"There was a lot of federal money lying around at the time for nontraditional police programs, and Mark was one of the first civilian employees I hired. He had a brilliant mind and knew how to write grants," recalled Major Hanges, who retired from the department in 1982.
"Plus, not everyone can blend into the police world, but Mark did because he was outgoing and had a great personality," she said. "And he never changed."
The philosophy of JOINS is based on two guiding principles: youthful offenders are held accountable for what they have done; and their atonement for their actions must be swift, constructive and complete.
"You just can't lock up these kids and be mean to them. No. 1, they have no idea what unconditional love is, and you have to teach them that," said Major Hanges.
Dr. Metzger later headed the program, which earned national acclaim for its innovative approach in reducing juvenile delinquency and has been emulated by other police departments.
Under JOINS, if first-time juvenile offenders younger than 18 admit to minor crimes and agree to enter into the 90-day program, they will have no police record after they complete the program, so long as the victim agrees.
Dr. Metzger told The Baltimore Sun in 2010 that 92 percent of juveniles who successfully completed the program in 2009 had not committed a crime one year later, which was an increase from 3.2 percent from 2008.
Components of the program include curfews, community service hours, essays, apology letters and restitution to victims, drug treatment, counseling, and decision-making and anger management classes.
If a juvenile delinquent declines direct restitution, they can be given work assignments that include cleaning a school, a nursing home or a graveyard.
"The philosophy is, kids grow best when they're in an environment where they're held accountable for what they do," Dr. Metzger told The Sun in a 1998 interview. "It's almost a mentoring relationship — we're going to guide these kids through a variety of opportunities to learn."
Col. M. Kim Ward, who is assigned to the Baltimore County Police Department's Community Resources Bureau, worked alongside Dr. Metzger for years.
"Mark was a beautiful person who served the youth of Baltimore County and their families for many years. He impacted many lives over the span of his career. His death is not only a loss to his family but his police family," said Colonel Ward.
"He was well-versed on issues surrounding delinquency and the pathways to prevent delinquency, and he made a difference through counseling, education, outreach and policy," she said. "He was passionate about working with young people and their families."
Colonel Ward said Dr. Metzger understood the path to delinquency, which could include such things as shoplifting, fighting or vandalizing someone's yard.
"He helped them get through it and come out on the other side.
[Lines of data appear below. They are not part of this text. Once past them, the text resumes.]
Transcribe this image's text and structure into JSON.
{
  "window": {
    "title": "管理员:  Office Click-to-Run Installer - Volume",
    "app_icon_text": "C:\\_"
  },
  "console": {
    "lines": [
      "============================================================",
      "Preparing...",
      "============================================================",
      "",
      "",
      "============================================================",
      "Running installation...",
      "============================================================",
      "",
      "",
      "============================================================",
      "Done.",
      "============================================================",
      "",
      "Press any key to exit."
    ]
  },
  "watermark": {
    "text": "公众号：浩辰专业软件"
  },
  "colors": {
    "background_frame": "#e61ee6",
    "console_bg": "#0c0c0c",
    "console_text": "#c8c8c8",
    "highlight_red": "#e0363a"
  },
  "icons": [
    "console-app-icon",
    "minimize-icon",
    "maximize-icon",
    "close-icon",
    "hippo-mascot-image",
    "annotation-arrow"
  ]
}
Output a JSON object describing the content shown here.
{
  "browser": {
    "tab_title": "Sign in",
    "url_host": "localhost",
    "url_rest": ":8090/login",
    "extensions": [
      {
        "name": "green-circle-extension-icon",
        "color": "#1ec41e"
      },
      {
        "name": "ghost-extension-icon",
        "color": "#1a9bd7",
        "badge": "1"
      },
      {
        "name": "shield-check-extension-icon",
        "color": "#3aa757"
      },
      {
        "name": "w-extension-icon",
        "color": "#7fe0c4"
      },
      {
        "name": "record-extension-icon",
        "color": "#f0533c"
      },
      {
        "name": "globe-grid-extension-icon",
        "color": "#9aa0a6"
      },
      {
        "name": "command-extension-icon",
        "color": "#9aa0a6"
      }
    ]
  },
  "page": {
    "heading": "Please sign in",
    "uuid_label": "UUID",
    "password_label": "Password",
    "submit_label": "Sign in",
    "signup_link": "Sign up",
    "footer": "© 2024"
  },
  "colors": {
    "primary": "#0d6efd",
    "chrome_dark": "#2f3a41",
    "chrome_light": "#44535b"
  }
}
And he also realized that some would become violent offenders, but he still wanted them to know that they would be held accountable," she said.
"His method was helping kids understand what they had done, whether it was destroying an old lady's yard or robbing a 7-Eleven," said Colonel Ward. "And he knew what their parents were going through because they didn't want their kid to have a record."
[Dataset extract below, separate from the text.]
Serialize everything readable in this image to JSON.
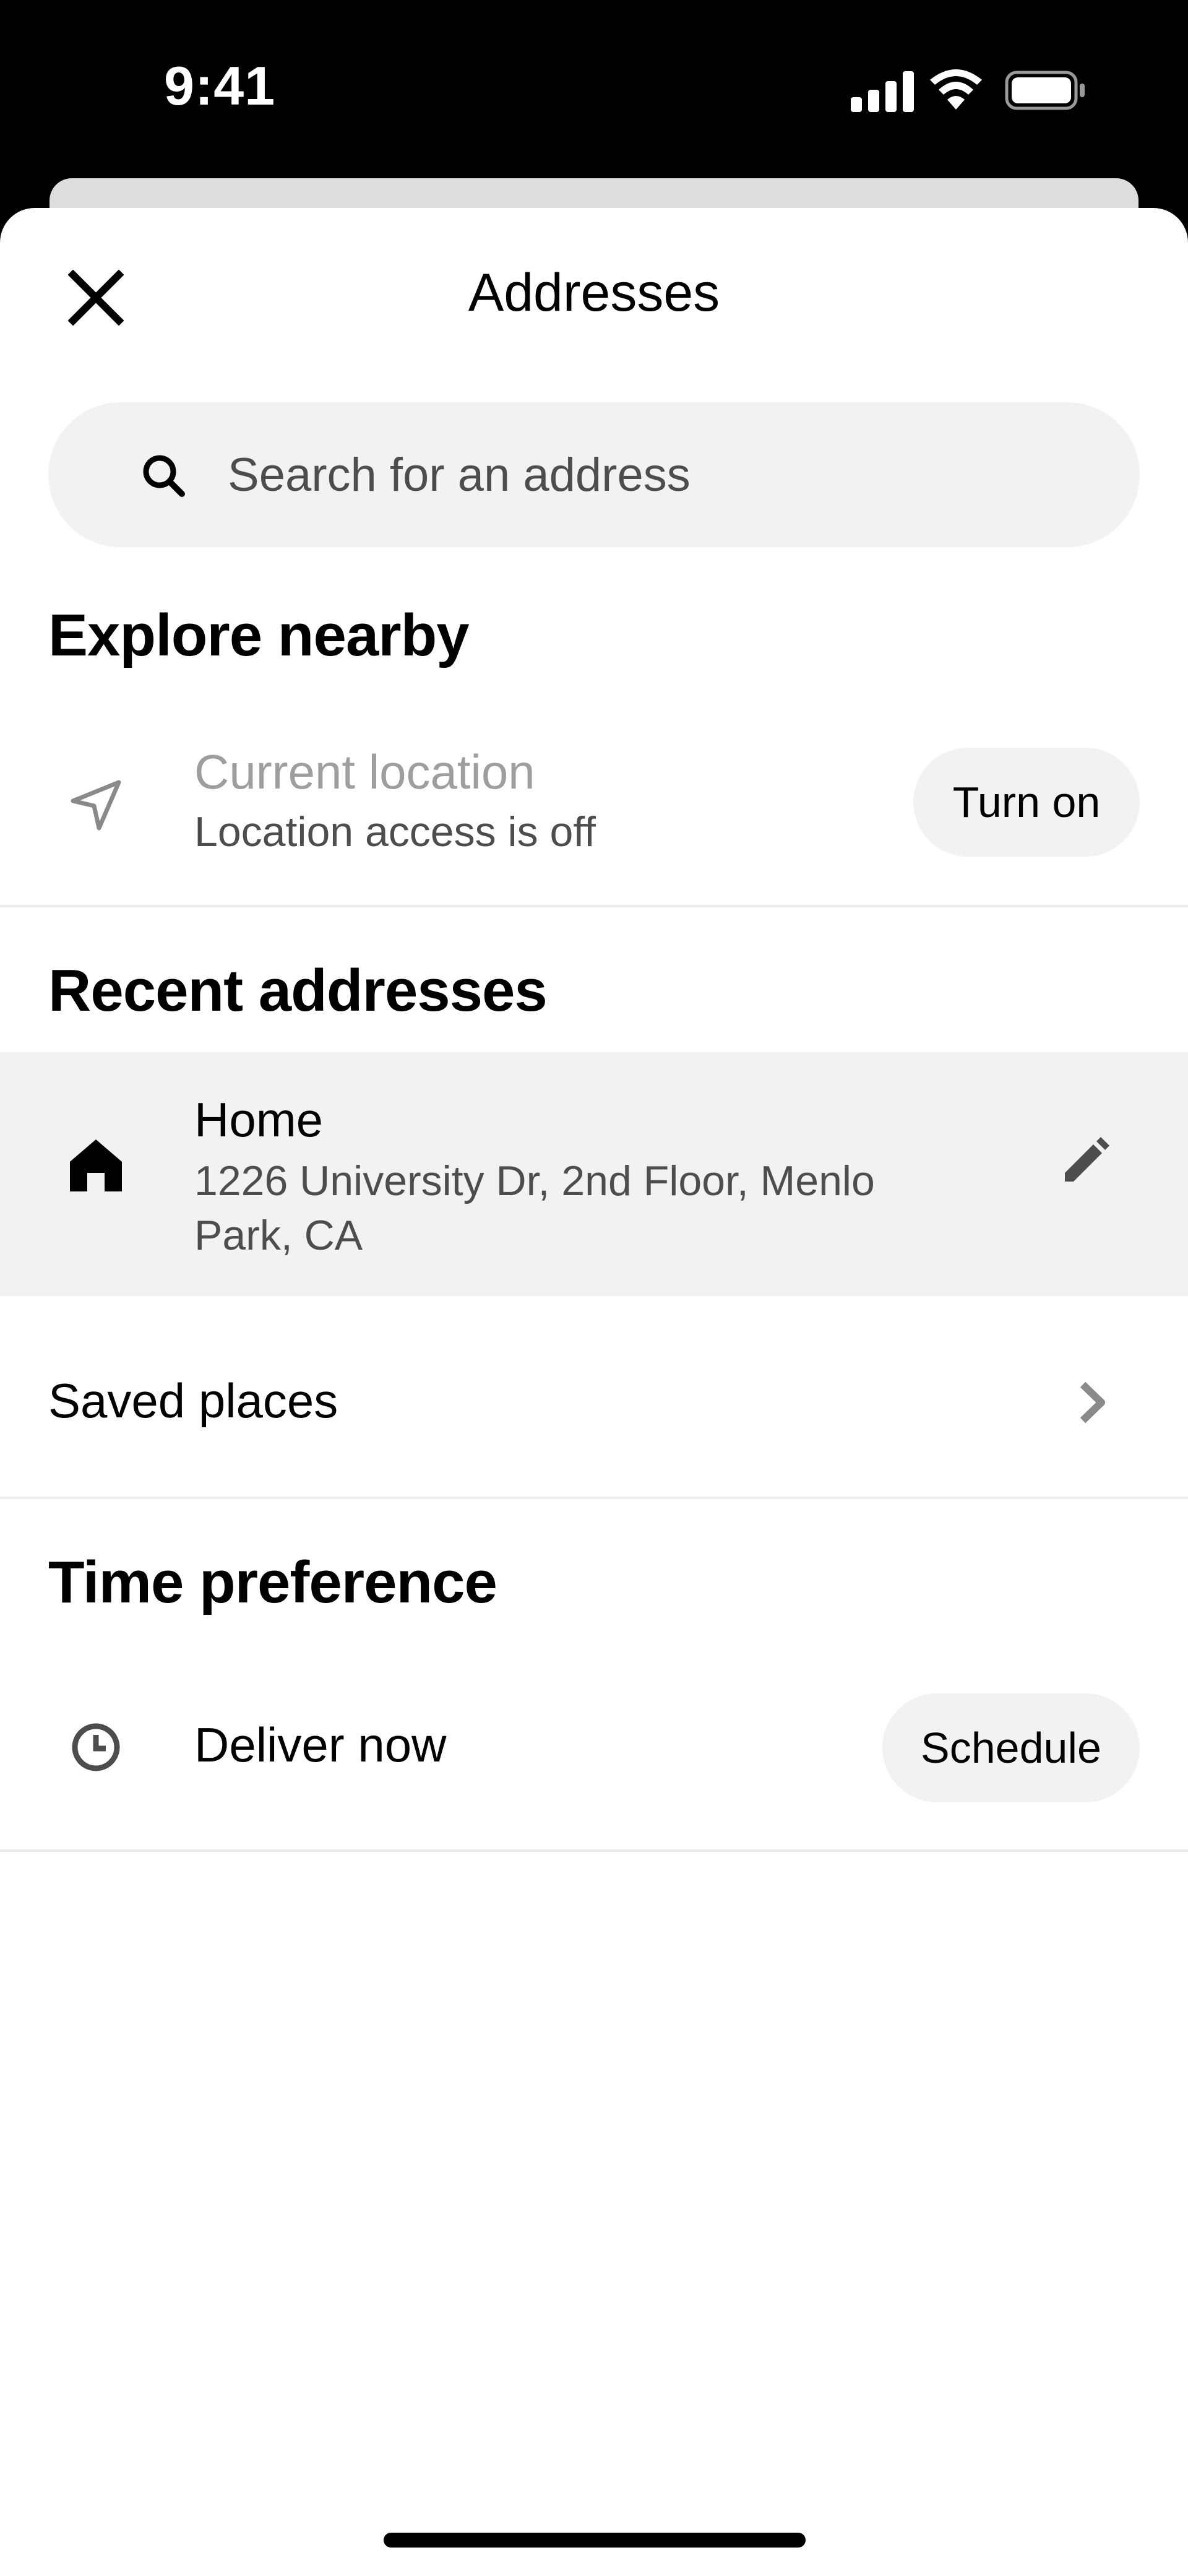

Colonel Ward said Dr. Metzger had "excellent relationships with outside parties, judges and lawyers."
Dr. Metzger lectured widely at schools and was a frequent presenter at Baltimore County Police Department in-service training sessions. He also was a member of the board of First Step, formerly the Community Counseling Resource Center.
Because of failing health, Dr. Metzger retired from the department at the end of last month.
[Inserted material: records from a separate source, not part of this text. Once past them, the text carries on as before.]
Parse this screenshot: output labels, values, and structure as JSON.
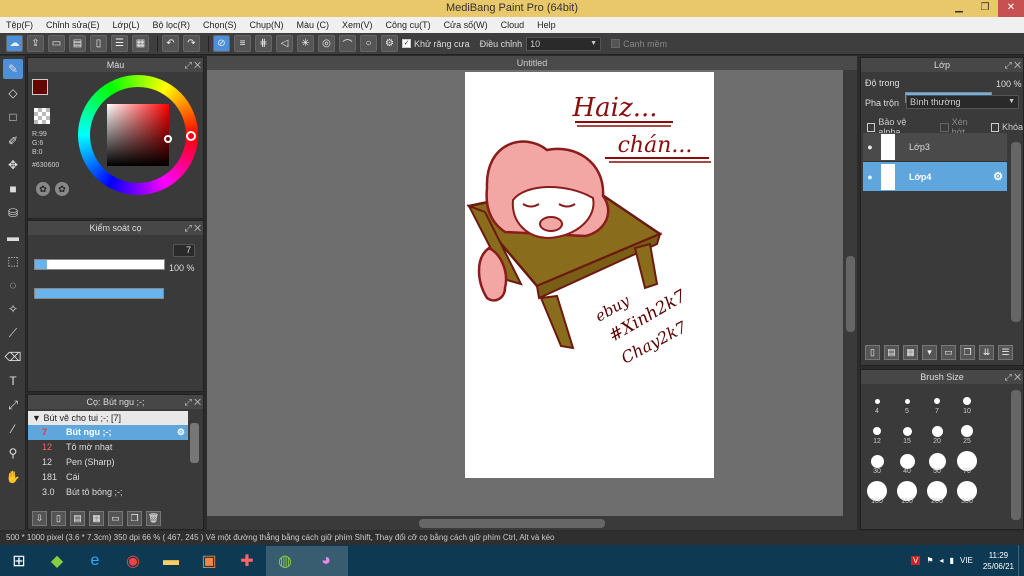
{
  "window": {
    "title": "MediBang Paint Pro (64bit)"
  },
  "menu": [
    "Tệp(F)",
    "Chỉnh sửa(E)",
    "Lớp(L)",
    "Bộ lọc(R)",
    "Chọn(S)",
    "Chụp(N)",
    "Màu (C)",
    "Xem(V)",
    "Công cụ(T)",
    "Cửa số(W)",
    "Cloud",
    "Help"
  ],
  "toolbar": {
    "antialias_label": "Khử răng cưa",
    "adjust_label": "Điều chỉnh",
    "adjust_value": "10",
    "edge_label": "Canh mềm"
  },
  "color_panel": {
    "title": "Màu",
    "r": "R:99",
    "g": "G:6",
    "b": "B:0",
    "hex": "#630600",
    "fg_color": "#630600"
  },
  "brush_control": {
    "title": "Kiểm soát cọ",
    "size_value": "7",
    "opacity_value": "100 %",
    "opacity": 1.0
  },
  "brush_panel": {
    "title": "Cọ: Bút ngu ;-;",
    "group": "Bút vẽ cho tui ;-; [7]",
    "items": [
      {
        "size": "7",
        "name": "Bút ngu ;-;"
      },
      {
        "size": "12",
        "name": "Tô mờ nhạt"
      },
      {
        "size": "12",
        "name": "Pen (Sharp)"
      },
      {
        "size": "181",
        "name": "Cái"
      },
      {
        "size": "3.0",
        "name": "Bút tô bóng ;-;"
      }
    ]
  },
  "canvas": {
    "tab_title": "Untitled"
  },
  "drawing_text": {
    "title1": "Haiz...",
    "title2": "chán...",
    "sig1": "ebuy",
    "sig2": "#Xinh2k7",
    "sig3": "Chay2k7"
  },
  "layer_panel": {
    "title": "Lớp",
    "opacity_label": "Độ trong",
    "opacity_value": "100 %",
    "opacity": 1.0,
    "blend_label": "Pha trộn",
    "blend_value": "Bình thường",
    "protect_alpha": "Bảo vệ alpha",
    "clip": "Xén bớt",
    "lock": "Khóa",
    "layers": [
      {
        "name": "Lớp3"
      },
      {
        "name": "Lớp4"
      }
    ]
  },
  "brush_size_panel": {
    "title": "Brush Size",
    "sizes": [
      "4",
      "5",
      "7",
      "10",
      "12",
      "15",
      "20",
      "25",
      "30",
      "40",
      "50",
      "70",
      "100",
      "150",
      "200",
      "300"
    ]
  },
  "status": "500 * 1000 pixel   (3.6 * 7.3cm)   350 dpi   66 %   ( 467, 245 )   Vẽ một đường thẳng bằng cách giữ phím Shift, Thay đổi cỡ cọ bằng cách giữ phím Ctrl, Alt và kéo",
  "tray": {
    "lang": "VIE",
    "time": "11:29",
    "date": "25/06/21"
  }
}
Dr. Metzger enjoyed powerboating and living on the water at Stoney Beach and Ocean City. He also was a college football fan.
A memorial Mass will be offered at 10 a.m. Thursday at St. Anthony of Padua Roman Catholic Church, 4414 Frankford Ave.
He is survived by his wife of 24 years, Anne E. Kerr, who is director of operations for computer software company Fiserv; a daughter, Sean C. Amereihn of Eldersburg; a brother, Dan Metzger of Santa Fe, N.M.; and a grandson.